Activity
Search the material below for the string "this" and copy each line where it appears.

Input material

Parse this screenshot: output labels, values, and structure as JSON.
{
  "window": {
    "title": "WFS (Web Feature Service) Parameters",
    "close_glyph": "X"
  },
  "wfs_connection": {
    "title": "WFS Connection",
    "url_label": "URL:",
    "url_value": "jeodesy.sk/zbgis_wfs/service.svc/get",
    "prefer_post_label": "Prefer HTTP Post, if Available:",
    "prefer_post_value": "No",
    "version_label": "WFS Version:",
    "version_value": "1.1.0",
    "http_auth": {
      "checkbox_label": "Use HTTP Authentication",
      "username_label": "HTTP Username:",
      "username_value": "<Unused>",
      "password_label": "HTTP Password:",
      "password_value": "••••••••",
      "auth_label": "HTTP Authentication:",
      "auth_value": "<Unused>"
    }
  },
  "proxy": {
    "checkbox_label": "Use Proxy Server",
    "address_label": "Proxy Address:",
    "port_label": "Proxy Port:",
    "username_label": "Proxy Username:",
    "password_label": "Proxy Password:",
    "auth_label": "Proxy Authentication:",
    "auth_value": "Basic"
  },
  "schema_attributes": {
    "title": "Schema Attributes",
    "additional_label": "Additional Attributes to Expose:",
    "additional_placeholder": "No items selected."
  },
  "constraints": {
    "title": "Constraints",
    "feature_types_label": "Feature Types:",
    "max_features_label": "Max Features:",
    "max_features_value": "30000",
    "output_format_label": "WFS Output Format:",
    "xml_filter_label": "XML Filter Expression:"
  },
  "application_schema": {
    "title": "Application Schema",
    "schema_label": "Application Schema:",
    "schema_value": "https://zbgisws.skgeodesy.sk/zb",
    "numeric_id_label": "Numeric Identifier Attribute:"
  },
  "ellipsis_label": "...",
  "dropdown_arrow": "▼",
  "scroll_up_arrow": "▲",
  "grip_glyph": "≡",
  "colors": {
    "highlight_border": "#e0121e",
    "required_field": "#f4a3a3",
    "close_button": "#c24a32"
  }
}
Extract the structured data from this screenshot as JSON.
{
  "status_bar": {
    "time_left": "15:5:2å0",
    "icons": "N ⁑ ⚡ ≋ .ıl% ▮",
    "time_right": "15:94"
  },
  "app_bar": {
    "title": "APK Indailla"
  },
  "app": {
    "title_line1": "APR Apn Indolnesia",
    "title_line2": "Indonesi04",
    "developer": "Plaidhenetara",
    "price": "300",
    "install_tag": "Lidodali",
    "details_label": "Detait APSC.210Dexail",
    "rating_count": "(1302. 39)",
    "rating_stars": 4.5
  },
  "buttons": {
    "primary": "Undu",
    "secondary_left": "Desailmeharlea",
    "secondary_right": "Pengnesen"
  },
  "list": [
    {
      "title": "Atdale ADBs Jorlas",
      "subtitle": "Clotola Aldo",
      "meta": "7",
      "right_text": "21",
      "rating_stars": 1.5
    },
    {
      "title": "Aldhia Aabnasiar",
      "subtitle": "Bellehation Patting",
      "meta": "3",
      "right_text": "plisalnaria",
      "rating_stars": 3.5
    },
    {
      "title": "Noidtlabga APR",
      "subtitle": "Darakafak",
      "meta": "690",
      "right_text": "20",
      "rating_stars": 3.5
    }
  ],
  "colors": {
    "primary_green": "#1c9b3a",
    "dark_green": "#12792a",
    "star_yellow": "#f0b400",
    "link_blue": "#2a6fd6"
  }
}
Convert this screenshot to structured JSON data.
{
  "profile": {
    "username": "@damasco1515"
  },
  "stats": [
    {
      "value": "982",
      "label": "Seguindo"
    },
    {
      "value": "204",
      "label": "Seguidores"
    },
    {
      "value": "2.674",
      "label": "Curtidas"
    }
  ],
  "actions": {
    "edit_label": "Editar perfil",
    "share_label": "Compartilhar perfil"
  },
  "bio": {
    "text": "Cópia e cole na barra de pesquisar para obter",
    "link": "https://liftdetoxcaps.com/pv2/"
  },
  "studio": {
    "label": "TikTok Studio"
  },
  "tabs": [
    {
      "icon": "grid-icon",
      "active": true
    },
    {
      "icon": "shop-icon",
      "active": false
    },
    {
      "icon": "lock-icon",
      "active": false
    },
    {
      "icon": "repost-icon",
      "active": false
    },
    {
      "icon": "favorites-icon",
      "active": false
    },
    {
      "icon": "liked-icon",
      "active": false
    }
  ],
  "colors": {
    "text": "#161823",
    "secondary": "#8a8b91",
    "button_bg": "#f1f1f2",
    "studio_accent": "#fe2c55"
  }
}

Exercise answer
Parse this screenshot: output labels, values, and structure as JSON.
Extract the structured data from this screenshot as JSON.
Convert this screenshot to structured JSON data.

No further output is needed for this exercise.